This is all well and good, and I understand that, but check out the schedule the MBTA has posted. All I see is this:

Notes: This schedule is effective from November 22, 2010 and replaces the schedule of January 11, 2010.

And the schedule lists service running to/from T.F. Green. No disclaimer anywhere about that service not being active yet. No asterisk, no notation, no thought-bubble. So you can see the confusion.

I’ve heard from a number of people who were under the impression that the trains were running Monday. I wonder how many people will be on the platform at 6:13am Monday morning waiting for a train.

I did also ask Mr. St. Martin if there was any update on when service actually will start and it is still set to start, “sometime between Thanksgiving and Christmas.”

Update:

The MBTA just updated the Providence line page.

4

Commuter Rail service to T.F. Green starts…


Image from RIDOT

No train service Monday, it was all in our imagination, and in a .pdf schedule released by the T. See all the details on the drama here.

It is not the perfect schedule by far, but it is a start. Trains will begin running to the new station at T.F. Green on Monday.

Weekday only service is scheduled as follows:

T.F. Green to Providence and South Station
T.F. Green Providence South Station
6:13am 6:33am 7:45am
6:52am 7:12am 8:16am
7:15am 7:35am 8:51am
6:27pm 6:42pm N/A
7:36pm 7:51pm N/A
7:51pm 8:06pm N/A


South Station and Providence to T.F. Green
South Station Providence T.F. Green
N/A 5:41am 6:01am
N/A 6:00am 6:25am
5:00pm 6:06pm 6:17pm
5:40pm 6:42pm 6:53pm
6:10pm 7:11pm 7:26pm



As expected, these hours are largely beneficial for a commuter from the Warwick/South County area to Boston. There are also reverse commuting options from Providence to the airport. I believe those are partially intended to allow airport workers to reverse commute down to the airport and may serve some utility for passengers grabbing shuttle flights in the early morning.

But I suspect looking at this schedule most will complain about the cost of the station for such a meager offering of service.

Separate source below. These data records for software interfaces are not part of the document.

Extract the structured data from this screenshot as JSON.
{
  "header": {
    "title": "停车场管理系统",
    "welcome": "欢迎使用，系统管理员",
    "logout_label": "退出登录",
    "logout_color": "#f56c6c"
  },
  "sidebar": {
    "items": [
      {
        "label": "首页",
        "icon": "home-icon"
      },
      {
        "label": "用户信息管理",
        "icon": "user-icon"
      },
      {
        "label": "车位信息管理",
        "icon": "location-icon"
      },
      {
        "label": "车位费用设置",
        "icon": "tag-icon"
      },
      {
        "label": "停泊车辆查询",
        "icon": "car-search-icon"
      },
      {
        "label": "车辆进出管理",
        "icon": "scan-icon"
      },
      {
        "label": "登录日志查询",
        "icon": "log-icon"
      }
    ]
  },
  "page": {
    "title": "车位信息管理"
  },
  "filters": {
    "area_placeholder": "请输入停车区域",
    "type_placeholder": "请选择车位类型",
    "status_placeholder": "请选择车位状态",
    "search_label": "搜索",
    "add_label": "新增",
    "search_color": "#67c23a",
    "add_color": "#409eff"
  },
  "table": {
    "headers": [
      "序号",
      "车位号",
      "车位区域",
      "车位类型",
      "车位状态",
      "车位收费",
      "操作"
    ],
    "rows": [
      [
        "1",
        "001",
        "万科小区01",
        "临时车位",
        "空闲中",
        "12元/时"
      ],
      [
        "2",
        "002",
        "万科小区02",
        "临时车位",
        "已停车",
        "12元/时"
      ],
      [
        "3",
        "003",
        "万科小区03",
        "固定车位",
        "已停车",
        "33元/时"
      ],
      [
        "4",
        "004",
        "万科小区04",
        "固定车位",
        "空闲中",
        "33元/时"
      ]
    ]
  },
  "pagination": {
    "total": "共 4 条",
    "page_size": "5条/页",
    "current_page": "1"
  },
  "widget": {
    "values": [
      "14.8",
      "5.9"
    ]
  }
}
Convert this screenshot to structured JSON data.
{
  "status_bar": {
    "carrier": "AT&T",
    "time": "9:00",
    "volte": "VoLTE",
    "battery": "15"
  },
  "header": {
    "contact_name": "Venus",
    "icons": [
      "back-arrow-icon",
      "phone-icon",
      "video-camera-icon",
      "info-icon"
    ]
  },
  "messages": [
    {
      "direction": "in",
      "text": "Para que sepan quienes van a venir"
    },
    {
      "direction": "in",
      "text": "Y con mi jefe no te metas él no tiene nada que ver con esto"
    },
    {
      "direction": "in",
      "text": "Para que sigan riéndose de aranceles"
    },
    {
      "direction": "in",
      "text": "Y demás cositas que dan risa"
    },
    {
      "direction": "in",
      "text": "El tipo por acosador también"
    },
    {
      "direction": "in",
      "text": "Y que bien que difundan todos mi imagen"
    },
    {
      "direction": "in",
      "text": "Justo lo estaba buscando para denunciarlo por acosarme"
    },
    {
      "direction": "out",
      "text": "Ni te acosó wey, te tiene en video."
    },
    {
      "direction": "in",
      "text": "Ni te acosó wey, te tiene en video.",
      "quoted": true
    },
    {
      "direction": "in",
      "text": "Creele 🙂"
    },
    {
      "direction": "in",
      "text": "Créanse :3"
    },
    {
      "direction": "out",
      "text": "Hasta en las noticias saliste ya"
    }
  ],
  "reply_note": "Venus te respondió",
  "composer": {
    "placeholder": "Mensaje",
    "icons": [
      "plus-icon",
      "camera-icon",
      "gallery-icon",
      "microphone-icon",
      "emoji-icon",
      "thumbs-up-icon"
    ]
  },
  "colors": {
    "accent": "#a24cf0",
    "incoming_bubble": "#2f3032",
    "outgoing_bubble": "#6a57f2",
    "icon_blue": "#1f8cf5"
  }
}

All that can be said is this is preliminary service; service will expand when the Wickford Junction Station opens late next year.

Download the full Providence Line schedule as effective Nov. 22nd at MBTA [.pdf].

4